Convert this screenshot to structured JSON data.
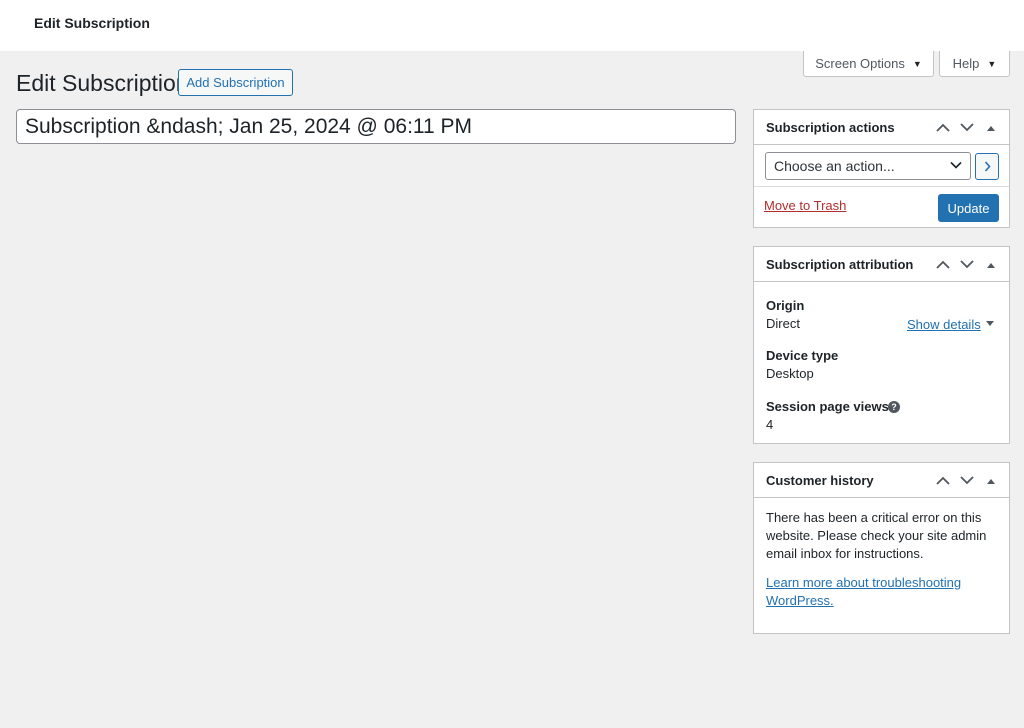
{
  "topbar": {
    "title": "Edit Subscription"
  },
  "screen_meta": {
    "screen_options_label": "Screen Options",
    "help_label": "Help"
  },
  "page": {
    "heading": "Edit Subscription",
    "add_button_label": "Add Subscription",
    "title_value": "Subscription &ndash; Jan 25, 2024 @ 06:11 PM"
  },
  "actions_box": {
    "title": "Subscription actions",
    "select_value": "Choose an action...",
    "trash_label": "Move to Trash",
    "update_label": "Update"
  },
  "attribution_box": {
    "title": "Subscription attribution",
    "origin_label": "Origin",
    "origin_value": "Direct",
    "show_details_label": "Show details",
    "device_label": "Device type",
    "device_value": "Desktop",
    "session_label": "Session page views",
    "session_value": "4"
  },
  "history_box": {
    "title": "Customer history",
    "error_text": "There has been a critical error on this website. Please check your site admin email inbox for instructions.",
    "learn_link": "Learn more about troubleshooting WordPress."
  },
  "colors": {
    "background": "#f0f0f1",
    "primary": "#2271b1",
    "danger": "#b32d2e",
    "border": "#c3c4c7"
  },
  "icons": [
    "chevron-up-icon",
    "chevron-down-icon",
    "triangle-up-icon",
    "caret-down-icon",
    "chevron-right-icon",
    "help-icon"
  ]
}
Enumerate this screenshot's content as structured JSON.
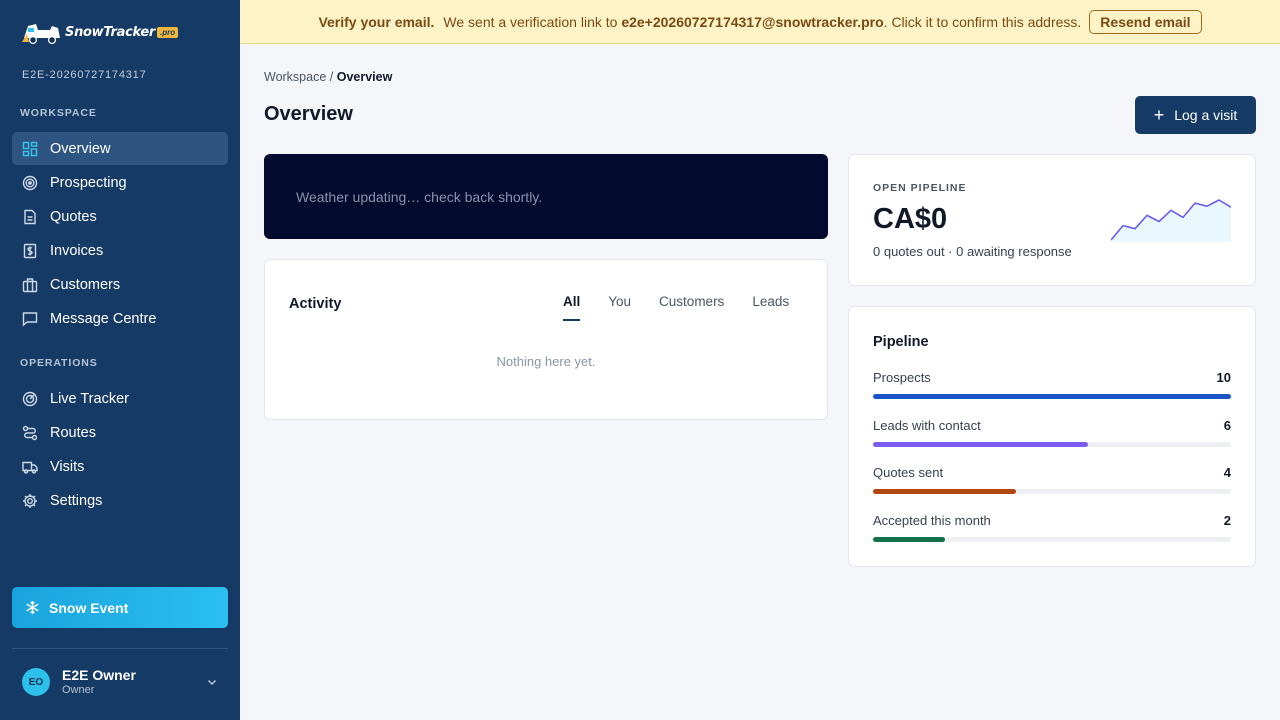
{
  "brand": {
    "name": "SnowTracker",
    "badge": ".pro"
  },
  "workspace_id": "E2E-20260727174317",
  "sidebar": {
    "workspace_label": "WORKSPACE",
    "workspace_items": [
      {
        "label": "Overview",
        "icon": "dashboard-icon",
        "active": true
      },
      {
        "label": "Prospecting",
        "icon": "target-icon"
      },
      {
        "label": "Quotes",
        "icon": "document-icon"
      },
      {
        "label": "Invoices",
        "icon": "dollar-invoice-icon"
      },
      {
        "label": "Customers",
        "icon": "briefcase-icon"
      },
      {
        "label": "Message Centre",
        "icon": "chat-icon"
      }
    ],
    "operations_label": "OPERATIONS",
    "operations_items": [
      {
        "label": "Live Tracker",
        "icon": "radar-icon"
      },
      {
        "label": "Routes",
        "icon": "route-icon"
      },
      {
        "label": "Visits",
        "icon": "truck-icon"
      },
      {
        "label": "Settings",
        "icon": "gear-icon"
      }
    ],
    "snow_event": "Snow Event",
    "user": {
      "initials": "EO",
      "name": "E2E Owner",
      "role": "Owner"
    }
  },
  "banner": {
    "title": "Verify your email.",
    "text_before": "We sent a verification link to",
    "email": "e2e+20260727174317@snowtracker.pro",
    "text_after": ". Click it to confirm this address.",
    "button": "Resend email",
    "bg_color": "#fdf3c7"
  },
  "breadcrumb": {
    "parent": "Workspace",
    "separator": " / ",
    "current": "Overview"
  },
  "page_title": "Overview",
  "log_visit": {
    "label": "Log a visit"
  },
  "weather": {
    "message": "Weather updating… check back shortly."
  },
  "activity": {
    "title": "Activity",
    "tabs": [
      {
        "label": "All",
        "active": true
      },
      {
        "label": "You"
      },
      {
        "label": "Customers"
      },
      {
        "label": "Leads"
      }
    ],
    "empty": "Nothing here yet."
  },
  "open_pipeline": {
    "kicker": "OPEN PIPELINE",
    "amount": "CA$0",
    "quotes_out": "0 quotes out",
    "separator": " · ",
    "awaiting": "0 awaiting response",
    "sparkline": [
      0,
      14,
      11,
      24,
      18,
      29,
      22,
      36,
      33,
      39,
      32
    ],
    "sparkline_color": "#6b5cf0"
  },
  "pipeline": {
    "title": "Pipeline",
    "max": 10,
    "rows": [
      {
        "label": "Prospects",
        "value": 10,
        "color": "#1a55c7"
      },
      {
        "label": "Leads with contact",
        "value": 6,
        "color": "#7d5cf2"
      },
      {
        "label": "Quotes sent",
        "value": 4,
        "color": "#b1460f"
      },
      {
        "label": "Accepted this month",
        "value": 2,
        "color": "#12714a"
      }
    ]
  }
}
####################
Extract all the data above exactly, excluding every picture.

> [RESPONSE TO THE TASK]:
Convert this screenshot to structured JSON data.
{
  "topbar": {
    "title": "Edit Subscription"
  },
  "screen_meta": {
    "screen_options_label": "Screen Options",
    "help_label": "Help"
  },
  "page": {
    "heading": "Edit Subscription",
    "add_button_label": "Add Subscription",
    "title_value": "Subscription &ndash; Jan 25, 2024 @ 06:11 PM"
  },
  "actions_box": {
    "title": "Subscription actions",
    "select_value": "Choose an action...",
    "trash_label": "Move to Trash",
    "update_label": "Update"
  },
  "attribution_box": {
    "title": "Subscription attribution",
    "origin_label": "Origin",
    "origin_value": "Direct",
    "show_details_label": "Show details",
    "device_label": "Device type",
    "device_value": "Desktop",
    "session_label": "Session page views",
    "session_value": "4"
  },
  "history_box": {
    "title": "Customer history",
    "error_text": "There has been a critical error on this website. Please check your site admin email inbox for instructions.",
    "learn_link": "Learn more about troubleshooting WordPress."
  },
  "colors": {
    "background": "#f0f0f1",
    "primary": "#2271b1",
    "danger": "#b32d2e",
    "border": "#c3c4c7"
  },
  "icons": [
    "chevron-up-icon",
    "chevron-down-icon",
    "triangle-up-icon",
    "caret-down-icon",
    "chevron-right-icon",
    "help-icon"
  ]
}
Enumerate this screenshot's content as structured JSON.
{
  "brand": {
    "name": "SnowTracker",
    "badge": ".pro"
  },
  "workspace_id": "E2E-20260727174317",
  "sidebar": {
    "workspace_label": "WORKSPACE",
    "workspace_items": [
      {
        "label": "Overview",
        "icon": "dashboard-icon",
        "active": true
      },
      {
        "label": "Prospecting",
        "icon": "target-icon"
      },
      {
        "label": "Quotes",
        "icon": "document-icon"
      },
      {
        "label": "Invoices",
        "icon": "dollar-invoice-icon"
      },
      {
        "label": "Customers",
        "icon": "briefcase-icon"
      },
      {
        "label": "Message Centre",
        "icon": "chat-icon"
      }
    ],
    "operations_label": "OPERATIONS",
    "operations_items": [
      {
        "label": "Live Tracker",
        "icon": "radar-icon"
      },
      {
        "label": "Routes",
        "icon": "route-icon"
      },
      {
        "label": "Visits",
        "icon": "truck-icon"
      },
      {
        "label": "Settings",
        "icon": "gear-icon"
      }
    ],
    "snow_event": "Snow Event",
    "user": {
      "initials": "EO",
      "name": "E2E Owner",
      "role": "Owner"
    }
  },
  "banner": {
    "title": "Verify your email.",
    "text_before": "We sent a verification link to",
    "email": "e2e+20260727174317@snowtracker.pro",
    "text_after": ". Click it to confirm this address.",
    "button": "Resend email",
    "bg_color": "#fdf3c7"
  },
  "breadcrumb": {
    "parent": "Workspace",
    "separator": " / ",
    "current": "Overview"
  },
  "page_title": "Overview",
  "log_visit": {
    "label": "Log a visit"
  },
  "weather": {
    "message": "Weather updating… check back shortly."
  },
  "activity": {
    "title": "Activity",
    "tabs": [
      {
        "label": "All",
        "active": true
      },
      {
        "label": "You"
      },
      {
        "label": "Customers"
      },
      {
        "label": "Leads"
      }
    ],
    "empty": "Nothing here yet."
  },
  "open_pipeline": {
    "kicker": "OPEN PIPELINE",
    "amount": "CA$0",
    "quotes_out": "0 quotes out",
    "separator": " · ",
    "awaiting": "0 awaiting response",
    "sparkline": [
      0,
      14,
      11,
      24,
      18,
      29,
      22,
      36,
      33,
      39,
      32
    ],
    "sparkline_color": "#6b5cf0"
  },
  "pipeline": {
    "title": "Pipeline",
    "max": 10,
    "rows": [
      {
        "label": "Prospects",
        "value": 10,
        "color": "#1a55c7"
      },
      {
        "label": "Leads with contact",
        "value": 6,
        "color": "#7d5cf2"
      },
      {
        "label": "Quotes sent",
        "value": 4,
        "color": "#b1460f"
      },
      {
        "label": "Accepted this month",
        "value": 2,
        "color": "#12714a"
      }
    ]
  }
}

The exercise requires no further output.